Thyrus the Dragon
One of the most popular legends of Italy is that of Thyrus the Dragon, who besieged Terni during the Middle Ages. Thyrus was a winged water dragon or snake which lived in the marshes near Terni. The residents or anyone who passed through the area fell ill and died due to Thyrus’s evil breath. The people lived in fear of the dragon until the Board of the Elderly decided to step in. They decide to find a solution and save Terni and its villagers. They summoned the bravest men of the land to the Town Hall to fight and slay Thyrus, but none were willing to take the risk. Only one man of the noble House of Cittadini stepped forward and he, armed as a knight, set out on his mission. A fierce fight with Thyrus spelled its doom. Having received the news that they were now safe and sound from the dragon, the villagers themselves went to see the site of the fight. The celebration lasted for many days. The brave man was hailed a hero and rewarded with the land that Thyrus had terrorized. To commemorate the day, the Board of the Elderly placed Thyrus in the town’s coat of arms along with an inscription in Latin: ‘Thyrus et amnis dederunt signa Teramnis’, meaning, ‘Thyrus and the river gave their insignia to Terni’.
Legends often stand as metaphors for real events or facts and the legend of Thyrus could be one. The deaths caused by the dragon could stand for the countless number of natives who perished due to malaria, which was once rampant in Terni’s marshy areas. The hero who slayed Thyrus represents the bonification of the land to fight such epidemics.
Seven-headed dragon of Cerenzia
Among the many villages of the southernmost peninsular of Italy that house legends and myths, the ancient village of Cerenzia is one. The village had around seven thousand residents, a bishopric (whose remains are still present) and nine churches. Cerenzia is connected to a sixteenth century legend that till date, holds significance to the residents.

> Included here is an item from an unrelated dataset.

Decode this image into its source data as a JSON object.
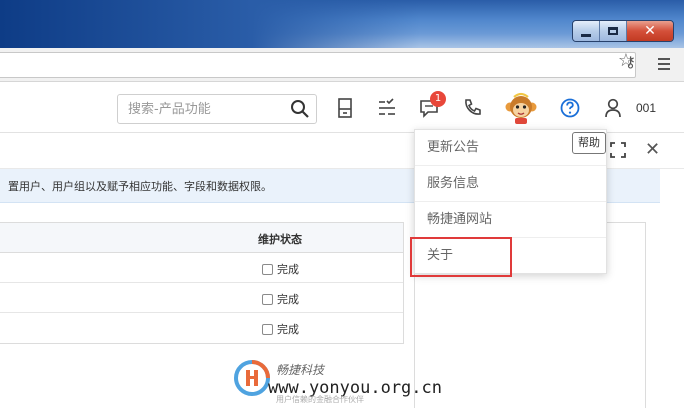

On November 9th, 1528, the natives of Cerenzia were standing in line at the village fountain for their daily water ration. Out of nowhere, a dragon with seven heads appears, spitting fire. The villagers turned to the bishop for help, who said that the dragon would devour a Christian each day for a year and no ordinary man could defeat it. The only person who could do so was San Teodoro d’Amasea, who could slay any fearsome beast with a single strike of his sword. And so San Teodoro was sought out by the villagers, who agreed to save Cerenzia’s natives. The natives, led by the bishop, enticed the dragon from its resting place, only for San Teodoro to blind it and hence kill it. The villagers, out of gratitude, elected San Teodoro the protector of the country and to this day, November 9th, is a day of celebration for the natives in memory of their hero. In a church dedicated to San Teodoro, a painting depicting San Teodoro with the seven tongues of the dragon on his head hangs to this day.
Why are legends relevant to this day?

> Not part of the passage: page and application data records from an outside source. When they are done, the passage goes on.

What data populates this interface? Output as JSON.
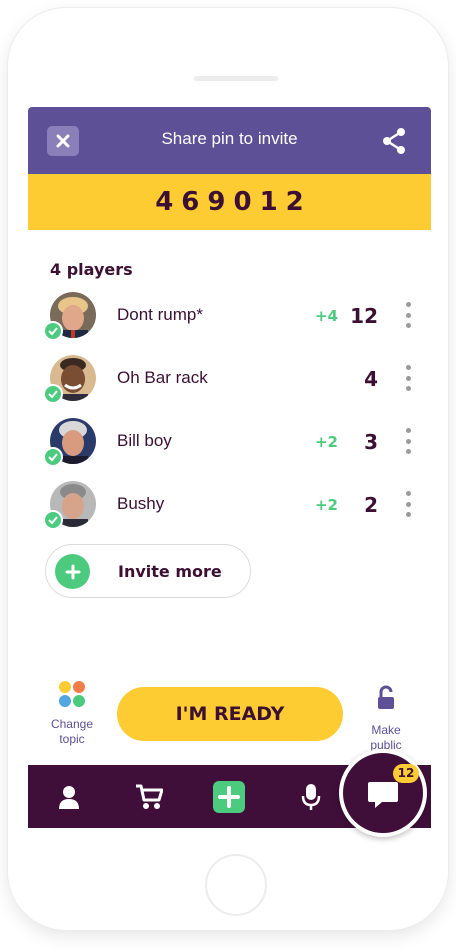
{
  "header": {
    "title": "Share pin to invite",
    "close_icon": "close-icon",
    "share_icon": "share-icon"
  },
  "pin": {
    "value": "469012"
  },
  "players": {
    "count_label": "4 players",
    "items": [
      {
        "name": "Dont rump*",
        "delta": "+4",
        "score": "12",
        "ready": true
      },
      {
        "name": "Oh Bar rack",
        "delta": "",
        "score": "4",
        "ready": true
      },
      {
        "name": "Bill boy",
        "delta": "+2",
        "score": "3",
        "ready": true
      },
      {
        "name": "Bushy",
        "delta": "+2",
        "score": "2",
        "ready": true
      }
    ]
  },
  "invite": {
    "label": "Invite more"
  },
  "actions": {
    "change_topic": "Change topic",
    "ready": "I'M READY",
    "make_public": "Make public"
  },
  "nav": {
    "items": [
      "profile-icon",
      "cart-icon",
      "add-icon",
      "microphone-icon",
      "chat-icon"
    ],
    "chat_badge": "12"
  },
  "colors": {
    "purple": "#5e5096",
    "yellow": "#fdcc33",
    "dark": "#3f0f3a",
    "green": "#4ccb7f"
  }
}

Myths and legends are more of a window to an individual’s cultural soul. These ancient tales pose a connection to the origins and sense of identity of a culture. Much like clothing, food, architecture and language, stories link a culture to its past, reflecting a journey that has weathered centuries. Some of the tales also give us an insight into lost cultures and traditions.

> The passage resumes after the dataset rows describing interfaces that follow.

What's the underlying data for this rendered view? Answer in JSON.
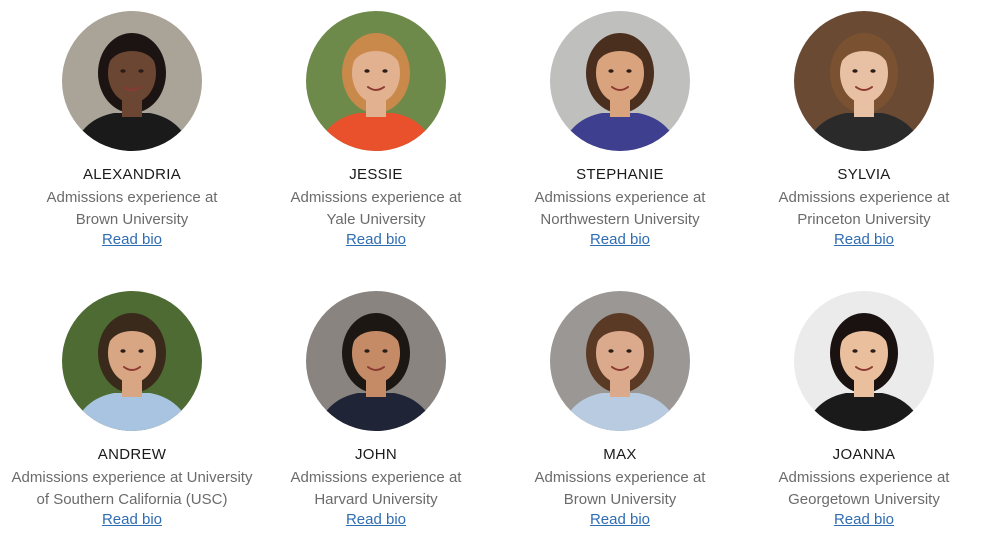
{
  "advisors": [
    {
      "name": "ALEXANDRIA",
      "line1": "Admissions experience at",
      "line2": "Brown University",
      "link": "Read bio",
      "bg": "#a9a398",
      "skin": "#6b4632",
      "hair": "#1c1412",
      "top": "#1a1a1a"
    },
    {
      "name": "JESSIE",
      "line1": "Admissions experience at",
      "line2": "Yale University",
      "link": "Read bio",
      "bg": "#6d8a4a",
      "skin": "#e2b18f",
      "hair": "#c8894a",
      "top": "#e8512c"
    },
    {
      "name": "STEPHANIE",
      "line1": "Admissions experience at",
      "line2": "Northwestern University",
      "link": "Read bio",
      "bg": "#bfbfbd",
      "skin": "#d9a37d",
      "hair": "#4a2e1e",
      "top": "#3e3f8f"
    },
    {
      "name": "SYLVIA",
      "line1": "Admissions experience at",
      "line2": "Princeton University",
      "link": "Read bio",
      "bg": "#6b4a34",
      "skin": "#e8c0a4",
      "hair": "#7a5232",
      "top": "#2a2a2a"
    },
    {
      "name": "ANDREW",
      "line1": "Admissions experience at University",
      "line2": "of Southern California (USC)",
      "link": "Read bio",
      "bg": "#4d6b32",
      "skin": "#d9a684",
      "hair": "#3a2a1c",
      "top": "#a9c4e0"
    },
    {
      "name": "JOHN",
      "line1": "Admissions experience at",
      "line2": "Harvard University",
      "link": "Read bio",
      "bg": "#8a8480",
      "skin": "#c48b66",
      "hair": "#1d1714",
      "top": "#1f2436"
    },
    {
      "name": "MAX",
      "line1": "Admissions experience at",
      "line2": "Brown University",
      "link": "Read bio",
      "bg": "#9a9794",
      "skin": "#dba98c",
      "hair": "#5a3a24",
      "top": "#b8cbe0"
    },
    {
      "name": "JOANNA",
      "line1": "Admissions experience at",
      "line2": "Georgetown University",
      "link": "Read bio",
      "bg": "#ebebeb",
      "skin": "#e9bf9e",
      "hair": "#1a1210",
      "top": "#1a1a1a"
    }
  ],
  "colors": {
    "link": "#2f6db3",
    "name": "#1a1a1a",
    "description": "#6b6b6b"
  }
}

We still read myths and legends today as they narrate universal and timeless themes that are relevant, no matter what the age or culture. In ancient myths, knights in armour may have slayed dragons and saved entire villages. Today, the same themes can be seen in modern novels and movies. An ordinary citizen with valour takes it upon himself to fight anything that threatens his town or country. Throughout the narrative, the protagonist has to think deeply and creatively to fight and defeat evil. In the end, good prevails over evil, which is what each of us wants for this world.